The kids went through a stage when they loved Lego Friends – designed for girls, don’t you know! I was always sceptical about the value of Lego kits. Growing up, we had 1000s of pieces of bundled Lego pieces and tons of plates on which to build something fantastical and magic – often grandiose houses with several garages. (My brother still does this today, IRL, now he has the money).
Kits, though, prescribe how to build. There is no imagination therein, other than the imaginary experiences of the interiors I guess.
“I invited my friend to the Grand Hotel for tea and a jacuzzi…”
It is to be built just so. No, that piece can’t go there!
It turned out that Lola, precise and practical, loved to build the kits but once, then place them on a windowsill. Job done. Zoe, more meandering and distracted, rarely got to the end game, and I was with her. Too much following along, not enough creative play.
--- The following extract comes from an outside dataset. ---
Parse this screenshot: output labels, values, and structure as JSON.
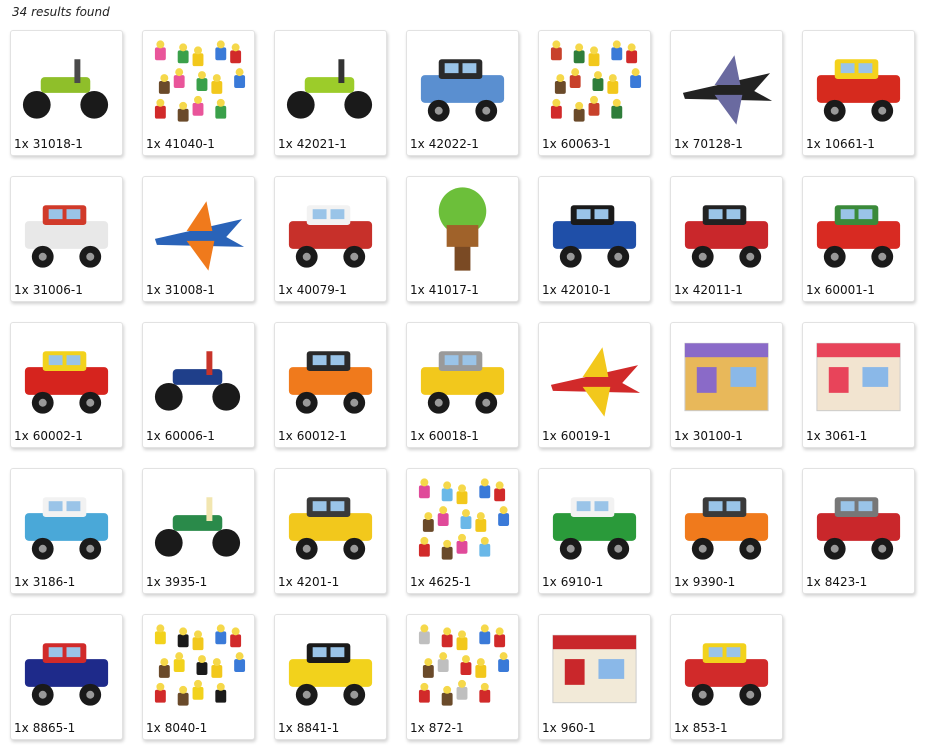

In spring cleaning, the Grand Hotel was no longer in demand. It sat on the dining table for a week. Eventually I dismantled it into two ziploc bags. Almost immediately, Lola wanted it back on the windowsill. Too late, my darling daughter. It is destroyed. And once so, it has no value, because it cannot be reconstituted in any other form than the original, apparently.
You know I am itching to make a comparison to some grown up topic of sorts – workplace creativity, learning to deal with challenge and change, pandemics! But today, I will leave it at that. An unresolved end to a childhood toy of meaning.
This Much We Know.